Sure, this grainy substance has helped us venture out into the world during times of sleet, snow, and hail, but little of us have realized the vast environmental consequences that stream from using salt as a road de-icer. Luckily there are a few alternatives to help you protect the environment such as this Chloride Free de-icer. This is one solution that can help prevent any harm to your children, pets and plants. Keep on reading to find out more about how salt is impacting the world.

Our cities and towns use great amounts of salt on busy roads during the winter months because not only does it lowers the melting point of water, but it’s dirt-cheap. Ergo, slowly but surely, the environmental consequences of using all this salt has increased exponentially over the past years. As one could guess, continued use of salt can only create more environmental problems in the future.

Many already know the harmful effects that acid rain has on our structures and buildings. Yet many don’t know that basically the same salt found in acid rain causing the weather and decay of our structures and buildings is used in the salting process for our wintery roads. As you could guess, this has the same effect which acid rain has but at a lower level. Excess salt from the winter eats away at roads and sidewalks, creating another issue to be dealt with during the warmer months.

Scientists have found that when even tiny amounts of sodium chloride (AKA salt) seep into the ground, it changes its composition. Changes in soil chemistry affect vegetation growing in the area often by killing them off, as well as wildlife feeding off of the impacted vegetation. Not only does the salt get into our soils, but also it eventually trickles down into our ground water, lakes, and reservoirs. This has negative impacts on the aquatic life in these bodies of water as well as on the water which we use everyday (drinking as well as household and recreational water).
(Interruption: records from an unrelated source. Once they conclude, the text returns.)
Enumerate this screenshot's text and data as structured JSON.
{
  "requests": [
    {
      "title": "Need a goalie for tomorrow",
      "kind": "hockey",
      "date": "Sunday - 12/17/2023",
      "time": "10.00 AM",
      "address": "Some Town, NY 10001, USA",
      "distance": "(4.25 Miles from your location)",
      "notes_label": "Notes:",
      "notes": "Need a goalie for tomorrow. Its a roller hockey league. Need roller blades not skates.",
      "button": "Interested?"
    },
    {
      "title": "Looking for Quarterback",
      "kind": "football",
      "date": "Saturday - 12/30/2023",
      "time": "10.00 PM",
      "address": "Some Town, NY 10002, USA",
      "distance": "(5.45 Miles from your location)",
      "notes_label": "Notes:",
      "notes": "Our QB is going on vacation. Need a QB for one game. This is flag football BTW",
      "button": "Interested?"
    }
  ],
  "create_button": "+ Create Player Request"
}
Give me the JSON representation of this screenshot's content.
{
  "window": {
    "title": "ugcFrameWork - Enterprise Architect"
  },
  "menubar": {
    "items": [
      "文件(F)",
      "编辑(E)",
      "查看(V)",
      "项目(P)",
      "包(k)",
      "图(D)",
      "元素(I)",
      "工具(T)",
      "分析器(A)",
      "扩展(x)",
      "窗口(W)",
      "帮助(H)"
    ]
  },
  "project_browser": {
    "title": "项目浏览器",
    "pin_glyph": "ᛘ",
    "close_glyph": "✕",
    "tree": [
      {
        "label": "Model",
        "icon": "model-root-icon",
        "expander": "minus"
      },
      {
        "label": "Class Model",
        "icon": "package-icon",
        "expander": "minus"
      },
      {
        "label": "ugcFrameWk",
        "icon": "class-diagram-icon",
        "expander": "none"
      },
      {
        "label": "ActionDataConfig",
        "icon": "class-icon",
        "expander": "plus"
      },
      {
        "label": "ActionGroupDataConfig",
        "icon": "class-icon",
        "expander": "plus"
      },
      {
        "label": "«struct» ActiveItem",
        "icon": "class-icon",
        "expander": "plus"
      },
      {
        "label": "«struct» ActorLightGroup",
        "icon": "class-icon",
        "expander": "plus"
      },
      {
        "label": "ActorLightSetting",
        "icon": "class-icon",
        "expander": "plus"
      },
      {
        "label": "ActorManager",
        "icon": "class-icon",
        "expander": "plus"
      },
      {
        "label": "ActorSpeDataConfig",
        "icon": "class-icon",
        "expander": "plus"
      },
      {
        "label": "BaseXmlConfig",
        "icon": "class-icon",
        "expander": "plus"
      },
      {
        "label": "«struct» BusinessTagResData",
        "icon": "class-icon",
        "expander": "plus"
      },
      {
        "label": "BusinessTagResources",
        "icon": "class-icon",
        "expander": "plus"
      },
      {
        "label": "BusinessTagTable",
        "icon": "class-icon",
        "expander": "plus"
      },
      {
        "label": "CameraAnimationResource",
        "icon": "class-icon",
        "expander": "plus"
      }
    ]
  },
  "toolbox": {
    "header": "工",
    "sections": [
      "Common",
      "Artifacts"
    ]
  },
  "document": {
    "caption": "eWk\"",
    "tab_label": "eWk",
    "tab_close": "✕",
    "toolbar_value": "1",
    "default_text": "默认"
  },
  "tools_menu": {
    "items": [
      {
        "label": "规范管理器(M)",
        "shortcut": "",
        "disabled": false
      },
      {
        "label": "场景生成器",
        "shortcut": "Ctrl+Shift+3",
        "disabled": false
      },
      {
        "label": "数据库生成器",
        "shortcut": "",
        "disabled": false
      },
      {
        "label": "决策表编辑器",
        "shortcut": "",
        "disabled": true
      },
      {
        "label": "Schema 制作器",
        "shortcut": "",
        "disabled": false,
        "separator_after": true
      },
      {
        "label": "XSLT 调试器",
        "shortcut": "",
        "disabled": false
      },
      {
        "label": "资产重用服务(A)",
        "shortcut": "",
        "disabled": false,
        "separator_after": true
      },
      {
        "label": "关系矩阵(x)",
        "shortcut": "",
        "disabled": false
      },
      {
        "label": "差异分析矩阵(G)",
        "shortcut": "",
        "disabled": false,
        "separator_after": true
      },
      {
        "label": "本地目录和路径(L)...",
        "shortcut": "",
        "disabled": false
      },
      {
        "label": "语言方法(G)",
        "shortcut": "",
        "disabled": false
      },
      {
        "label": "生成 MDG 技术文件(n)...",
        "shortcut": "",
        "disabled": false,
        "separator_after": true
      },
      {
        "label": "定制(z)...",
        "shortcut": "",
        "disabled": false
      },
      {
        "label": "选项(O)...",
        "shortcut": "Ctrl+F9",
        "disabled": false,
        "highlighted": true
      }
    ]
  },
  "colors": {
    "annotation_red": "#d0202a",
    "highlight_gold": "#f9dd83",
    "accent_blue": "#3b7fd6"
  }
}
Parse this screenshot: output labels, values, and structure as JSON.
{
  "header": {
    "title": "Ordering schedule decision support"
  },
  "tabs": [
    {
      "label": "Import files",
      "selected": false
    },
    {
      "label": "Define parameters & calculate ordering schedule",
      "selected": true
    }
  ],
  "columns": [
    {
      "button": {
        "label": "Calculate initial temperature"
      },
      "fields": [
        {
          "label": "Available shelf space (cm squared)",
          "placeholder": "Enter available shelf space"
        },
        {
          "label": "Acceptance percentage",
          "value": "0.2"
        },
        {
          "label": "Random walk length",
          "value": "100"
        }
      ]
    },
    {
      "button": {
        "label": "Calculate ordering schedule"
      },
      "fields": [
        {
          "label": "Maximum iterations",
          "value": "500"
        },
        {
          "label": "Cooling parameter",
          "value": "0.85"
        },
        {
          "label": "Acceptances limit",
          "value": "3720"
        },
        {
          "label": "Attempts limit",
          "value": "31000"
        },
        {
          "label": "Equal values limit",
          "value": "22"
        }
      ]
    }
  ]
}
Many chemicals are regulated by the EPA but road salt is shockingly overlooked. With such a build up of salt during the winter months leaching into our water resources, it should be no surprise to hear that the water we believe to be safe and tasty may very well one day be full of salt. Already, some homeowners in areas where harsh winter months call for excessive road salting have found that appliances such as dishwashers have been tarnishing at faster rates because of the salt.

So here comes the big question of the day. Should we continue to risk things such as our drinking water to be able to get around on icy wintery days? There are plenty of alternatives to de-ice roads out there, but starting to use them is the hard part. More on this soon.